- **Work item**: Please output every entry below exactly as written, leaving out any pictures.

Top of Material provided

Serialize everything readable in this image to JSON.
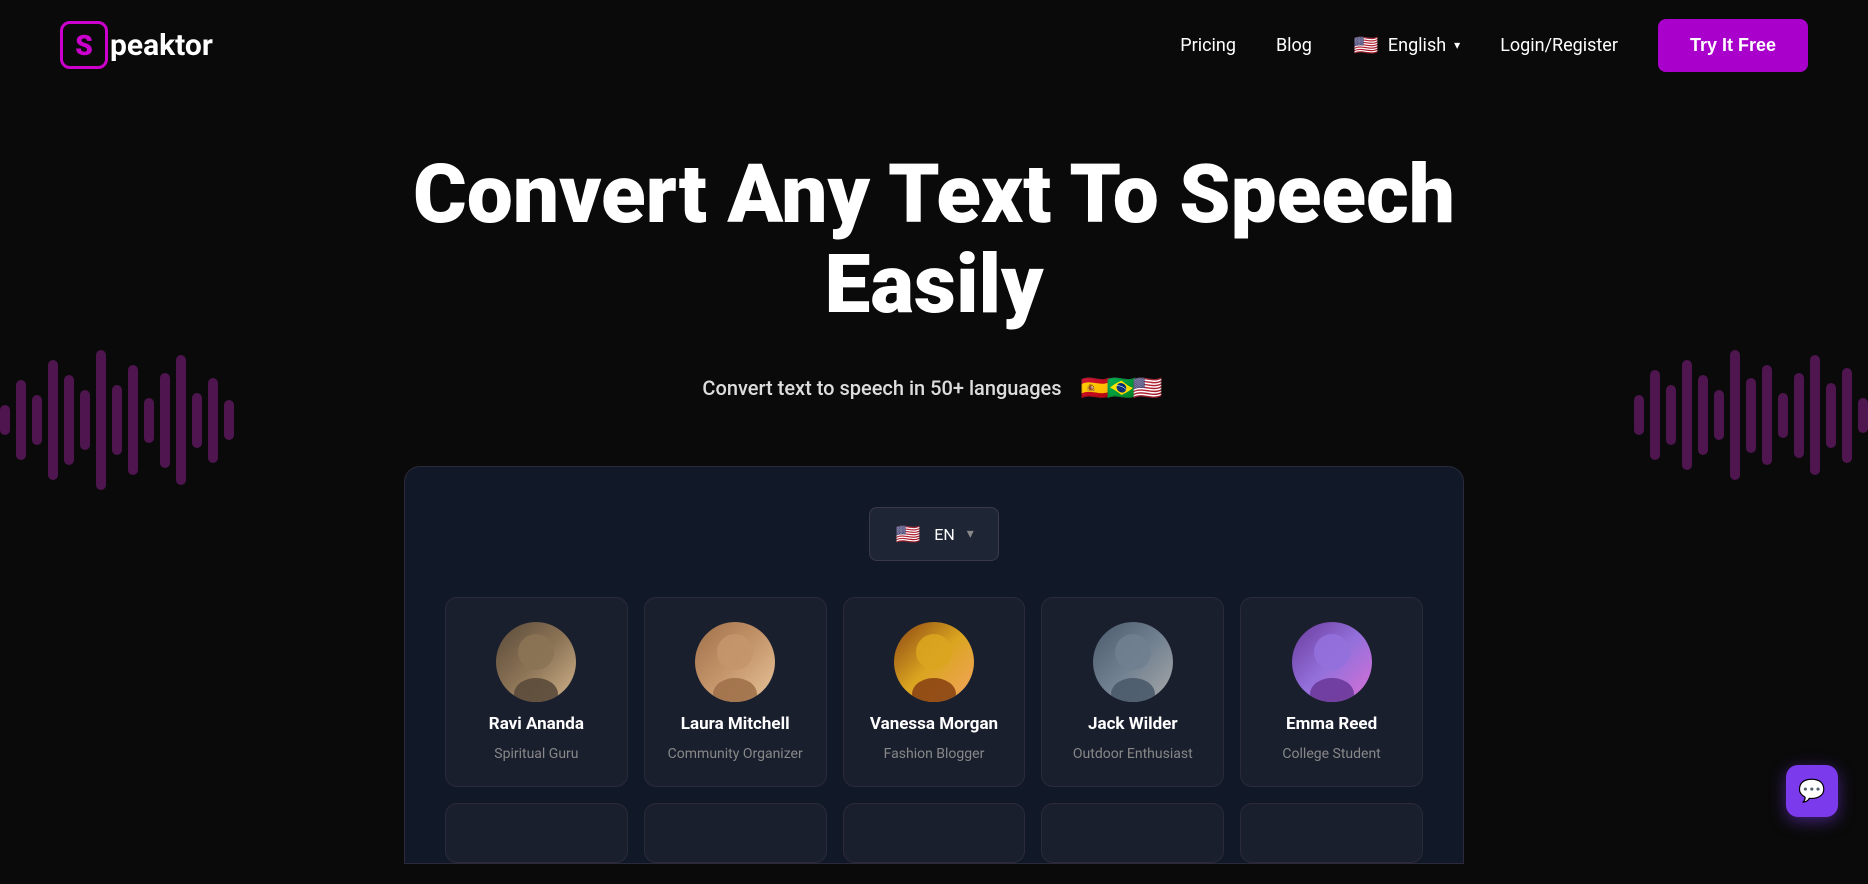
{
  "brand": {
    "logo_letter": "S",
    "logo_name": "peaktor"
  },
  "navbar": {
    "pricing_label": "Pricing",
    "blog_label": "Blog",
    "language_label": "English",
    "login_label": "Login/Register",
    "try_free_label": "Try It Free"
  },
  "hero": {
    "title": "Convert Any Text To Speech Easily",
    "subtitle": "Convert text to speech in 50+ languages",
    "flags": [
      "🇪🇸",
      "🇧🇷",
      "🇺🇸"
    ]
  },
  "app": {
    "lang_selector": {
      "flag": "🇺🇸",
      "code": "EN"
    },
    "voices": [
      {
        "name": "Ravi Ananda",
        "role": "Spiritual Guru",
        "avatar_type": "ravi"
      },
      {
        "name": "Laura Mitchell",
        "role": "Community Organizer",
        "avatar_type": "laura"
      },
      {
        "name": "Vanessa Morgan",
        "role": "Fashion Blogger",
        "avatar_type": "vanessa"
      },
      {
        "name": "Jack Wilder",
        "role": "Outdoor Enthusiast",
        "avatar_type": "jack"
      },
      {
        "name": "Emma Reed",
        "role": "College Student",
        "avatar_type": "emma"
      }
    ]
  },
  "waveform": {
    "left_bars": [
      30,
      80,
      50,
      120,
      90,
      60,
      140,
      70,
      110,
      45,
      95,
      130,
      55,
      85,
      40
    ],
    "right_bars": [
      40,
      90,
      60,
      110,
      80,
      50,
      130,
      75,
      100,
      45,
      85,
      120,
      65,
      95,
      35
    ]
  },
  "chat_widget": {
    "icon": "💬"
  }
}
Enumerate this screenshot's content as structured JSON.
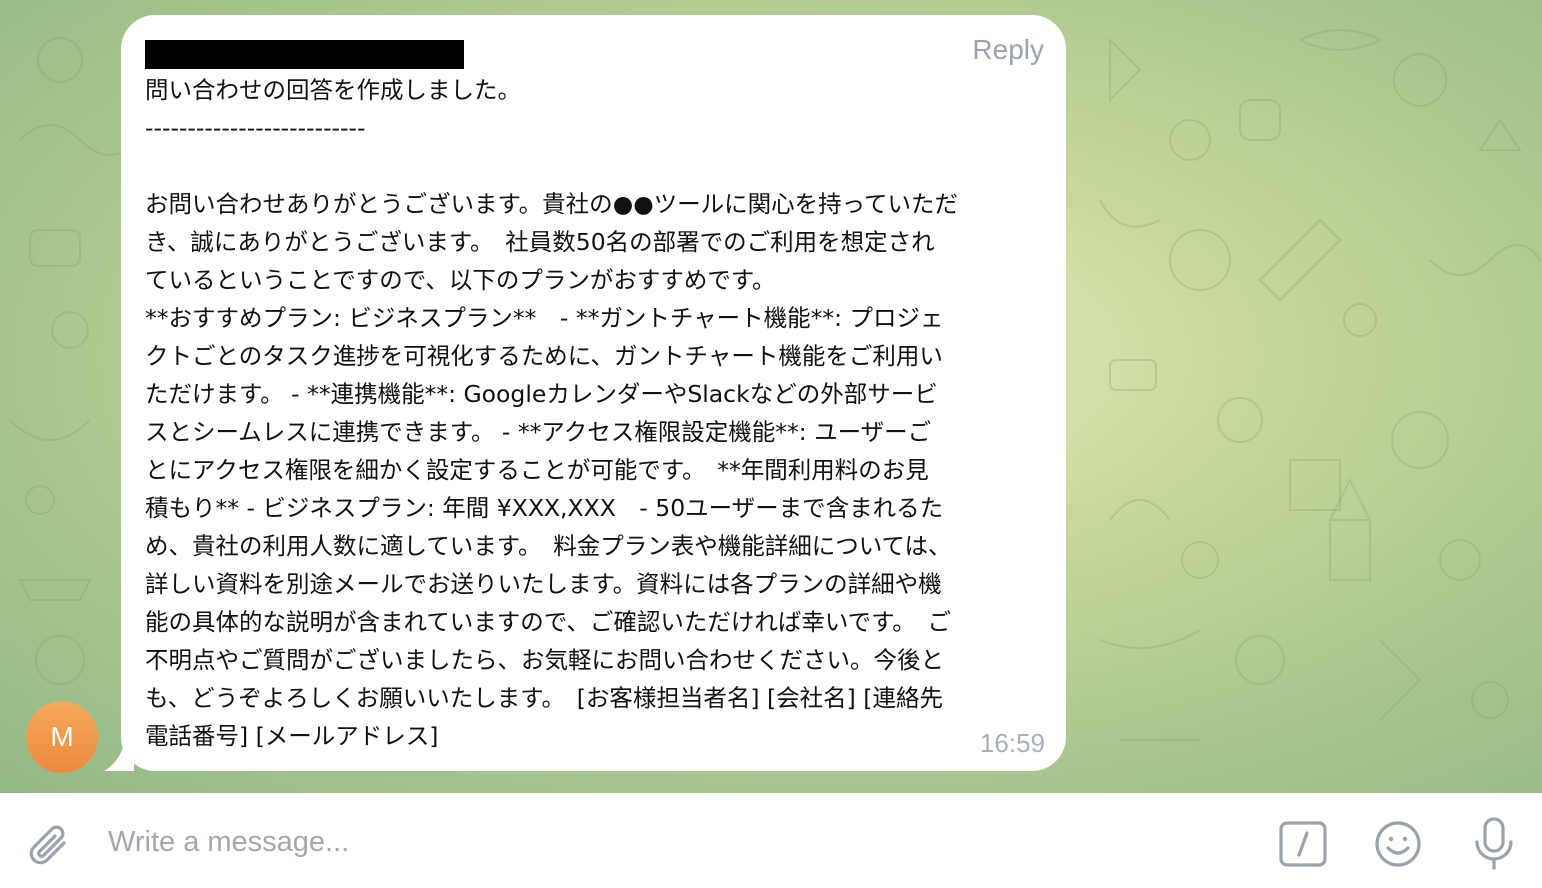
{
  "message": {
    "reply_label": "Reply",
    "time": "16:59",
    "lines": [
      "問い合わせの回答を作成しました。",
      "--------------------------",
      "",
      "お問い合わせありがとうございます。貴社の●●ツールに関心を持っていただ",
      "き、誠にありがとうございます。　社員数50名の部署でのご利用を想定され",
      "ているということですので、以下のプランがおすすめです。",
      "**おすすめプラン: ビジネスプラン**　- **ガントチャート機能**: プロジェ",
      "クトごとのタスク進捗を可視化するために、ガントチャート機能をご利用い",
      "ただけます。 - **連携機能**: GoogleカレンダーやSlackなどの外部サービ",
      "スとシームレスに連携できます。 - **アクセス権限設定機能**: ユーザーご",
      "とにアクセス権限を細かく設定することが可能です。　**年間利用料のお見",
      "積もり** - ビジネスプラン: 年間 ¥XXX,XXX　- 50ユーザーまで含まれるた",
      "め、貴社の利用人数に適しています。　料金プラン表や機能詳細については、",
      "詳しい資料を別途メールでお送りいたします。資料には各プランの詳細や機",
      "能の具体的な説明が含まれていますので、ご確認いただければ幸いです。　ご",
      "不明点やご質問がございましたら、お気軽にお問い合わせください。今後と",
      "も、どうぞよろしくお願いいたします。　[お客様担当者名] [会社名] [連絡先",
      "電話番号] [メールアドレス]"
    ]
  },
  "sender": {
    "avatar_initial": "M",
    "avatar_color": "#ef9246"
  },
  "composer": {
    "placeholder": "Write a message...",
    "icons": [
      "paperclip-icon",
      "bot-commands-icon",
      "emoji-icon",
      "microphone-icon"
    ]
  },
  "colors": {
    "bubble": "#ffffff",
    "meta_text": "#a9b0b8",
    "icon": "#9aa3ad"
  }
}
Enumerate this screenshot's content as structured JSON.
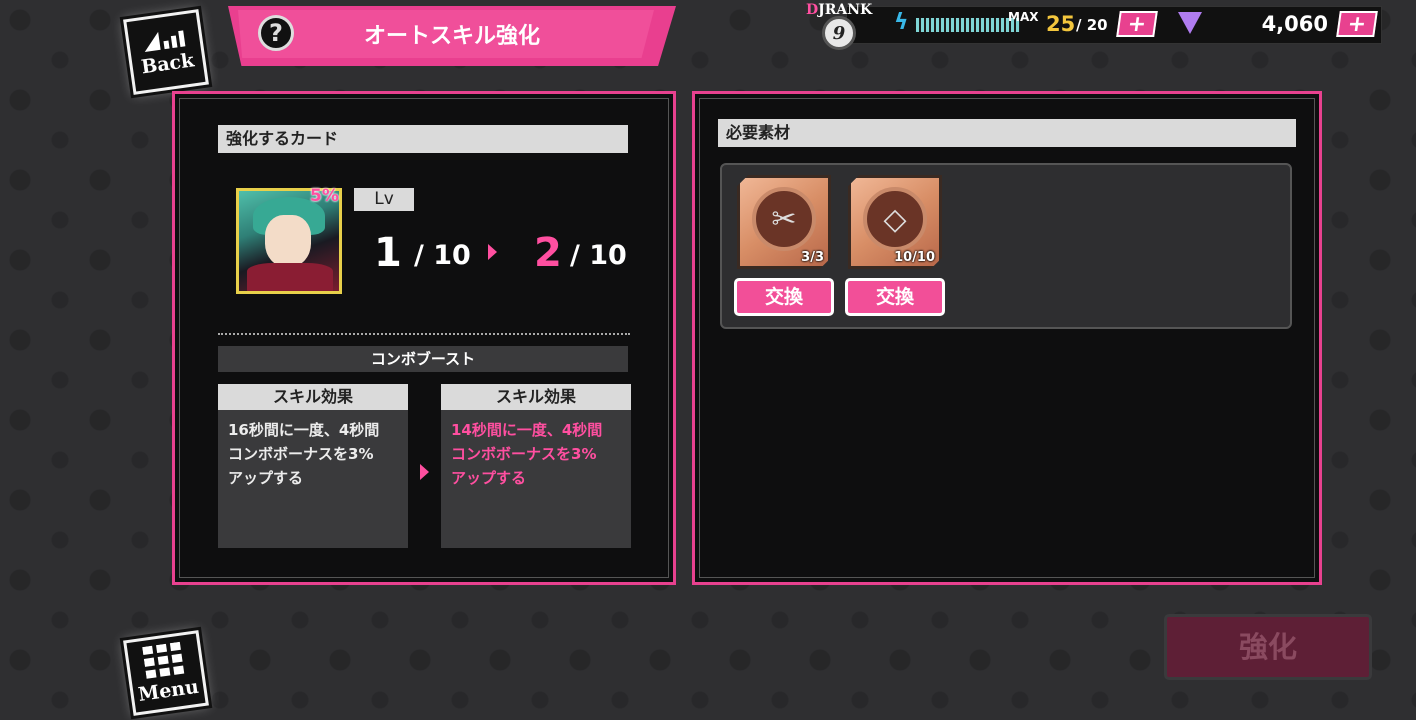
{
  "header": {
    "back_label": "Back",
    "title": "オートスキル強化",
    "help_symbol": "?"
  },
  "status": {
    "rank_label": "JRANK",
    "rank_prefix": "D",
    "rank_value": "9",
    "max_label": "MAX",
    "stamina_current": "25",
    "stamina_max": "/ 20",
    "gem_count": "4,060",
    "plus_symbol": "+"
  },
  "left_panel": {
    "section_title": "強化するカード",
    "card_percent": "5%",
    "lv_label": "Lv",
    "level_current": "1",
    "level_current_max": "/ 10",
    "level_next": "2",
    "level_next_max": "/ 10",
    "skill_name": "コンボブースト",
    "current_skill": {
      "header": "スキル効果",
      "text": "16秒間に一度、4秒間\nコンボボーナスを3%\nアップする"
    },
    "next_skill": {
      "header": "スキル効果",
      "text": "14秒間に一度、4秒間\nコンボボーナスを3%\nアップする"
    }
  },
  "right_panel": {
    "section_title": "必要素材",
    "materials": [
      {
        "count": "3/3",
        "icon": "scissors-icon",
        "button": "交換"
      },
      {
        "count": "10/10",
        "icon": "diamond-icon",
        "button": "交換"
      }
    ]
  },
  "footer": {
    "menu_label": "Menu",
    "enhance_label": "強化"
  },
  "colors": {
    "accent_pink": "#e8418f",
    "stamina_yellow": "#f3c63d",
    "disabled_button": "#5e1f36"
  }
}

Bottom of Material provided

- **Answer section**:
Serialize everything readable in this image to JSON.
{
  "brand": {
    "logo_letter": "S",
    "logo_name": "peaktor"
  },
  "navbar": {
    "pricing_label": "Pricing",
    "blog_label": "Blog",
    "language_label": "English",
    "login_label": "Login/Register",
    "try_free_label": "Try It Free"
  },
  "hero": {
    "title": "Convert Any Text To Speech Easily",
    "subtitle": "Convert text to speech in 50+ languages",
    "flags": [
      "🇪🇸",
      "🇧🇷",
      "🇺🇸"
    ]
  },
  "app": {
    "lang_selector": {
      "flag": "🇺🇸",
      "code": "EN"
    },
    "voices": [
      {
        "name": "Ravi Ananda",
        "role": "Spiritual Guru",
        "avatar_type": "ravi"
      },
      {
        "name": "Laura Mitchell",
        "role": "Community Organizer",
        "avatar_type": "laura"
      },
      {
        "name": "Vanessa Morgan",
        "role": "Fashion Blogger",
        "avatar_type": "vanessa"
      },
      {
        "name": "Jack Wilder",
        "role": "Outdoor Enthusiast",
        "avatar_type": "jack"
      },
      {
        "name": "Emma Reed",
        "role": "College Student",
        "avatar_type": "emma"
      }
    ]
  },
  "waveform": {
    "left_bars": [
      30,
      80,
      50,
      120,
      90,
      60,
      140,
      70,
      110,
      45,
      95,
      130,
      55,
      85,
      40
    ],
    "right_bars": [
      40,
      90,
      60,
      110,
      80,
      50,
      130,
      75,
      100,
      45,
      85,
      120,
      65,
      95,
      35
    ]
  },
  "chat_widget": {
    "icon": "💬"
  }
}
Enumerate this screenshot's content as structured JSON.
{
  "message": {
    "reply_label": "Reply",
    "time": "16:59",
    "lines": [
      "問い合わせの回答を作成しました。",
      "--------------------------",
      "",
      "お問い合わせありがとうございます。貴社の●●ツールに関心を持っていただ",
      "き、誠にありがとうございます。　社員数50名の部署でのご利用を想定され",
      "ているということですので、以下のプランがおすすめです。",
      "**おすすめプラン: ビジネスプラン**　- **ガントチャート機能**: プロジェ",
      "クトごとのタスク進捗を可視化するために、ガントチャート機能をご利用い",
      "ただけます。 - **連携機能**: GoogleカレンダーやSlackなどの外部サービ",
      "スとシームレスに連携できます。 - **アクセス権限設定機能**: ユーザーご",
      "とにアクセス権限を細かく設定することが可能です。　**年間利用料のお見",
      "積もり** - ビジネスプラン: 年間 ¥XXX,XXX　- 50ユーザーまで含まれるた",
      "め、貴社の利用人数に適しています。　料金プラン表や機能詳細については、",
      "詳しい資料を別途メールでお送りいたします。資料には各プランの詳細や機",
      "能の具体的な説明が含まれていますので、ご確認いただければ幸いです。　ご",
      "不明点やご質問がございましたら、お気軽にお問い合わせください。今後と",
      "も、どうぞよろしくお願いいたします。　[お客様担当者名] [会社名] [連絡先",
      "電話番号] [メールアドレス]"
    ]
  },
  "sender": {
    "avatar_initial": "M",
    "avatar_color": "#ef9246"
  },
  "composer": {
    "placeholder": "Write a message...",
    "icons": [
      "paperclip-icon",
      "bot-commands-icon",
      "emoji-icon",
      "microphone-icon"
    ]
  },
  "colors": {
    "bubble": "#ffffff",
    "meta_text": "#a9b0b8",
    "icon": "#9aa3ad"
  }
}
Enumerate this screenshot's content as structured JSON.
{
  "header": {
    "back_label": "Back",
    "title": "オートスキル強化",
    "help_symbol": "?"
  },
  "status": {
    "rank_label": "JRANK",
    "rank_prefix": "D",
    "rank_value": "9",
    "max_label": "MAX",
    "stamina_current": "25",
    "stamina_max": "/ 20",
    "gem_count": "4,060",
    "plus_symbol": "+"
  },
  "left_panel": {
    "section_title": "強化するカード",
    "card_percent": "5%",
    "lv_label": "Lv",
    "level_current": "1",
    "level_current_max": "/ 10",
    "level_next": "2",
    "level_next_max": "/ 10",
    "skill_name": "コンボブースト",
    "current_skill": {
      "header": "スキル効果",
      "text": "16秒間に一度、4秒間\nコンボボーナスを3%\nアップする"
    },
    "next_skill": {
      "header": "スキル効果",
      "text": "14秒間に一度、4秒間\nコンボボーナスを3%\nアップする"
    }
  },
  "right_panel": {
    "section_title": "必要素材",
    "materials": [
      {
        "count": "3/3",
        "icon": "scissors-icon",
        "button": "交換"
      },
      {
        "count": "10/10",
        "icon": "diamond-icon",
        "button": "交換"
      }
    ]
  },
  "footer": {
    "menu_label": "Menu",
    "enhance_label": "強化"
  },
  "colors": {
    "accent_pink": "#e8418f",
    "stamina_yellow": "#f3c63d",
    "disabled_button": "#5e1f36"
  }
}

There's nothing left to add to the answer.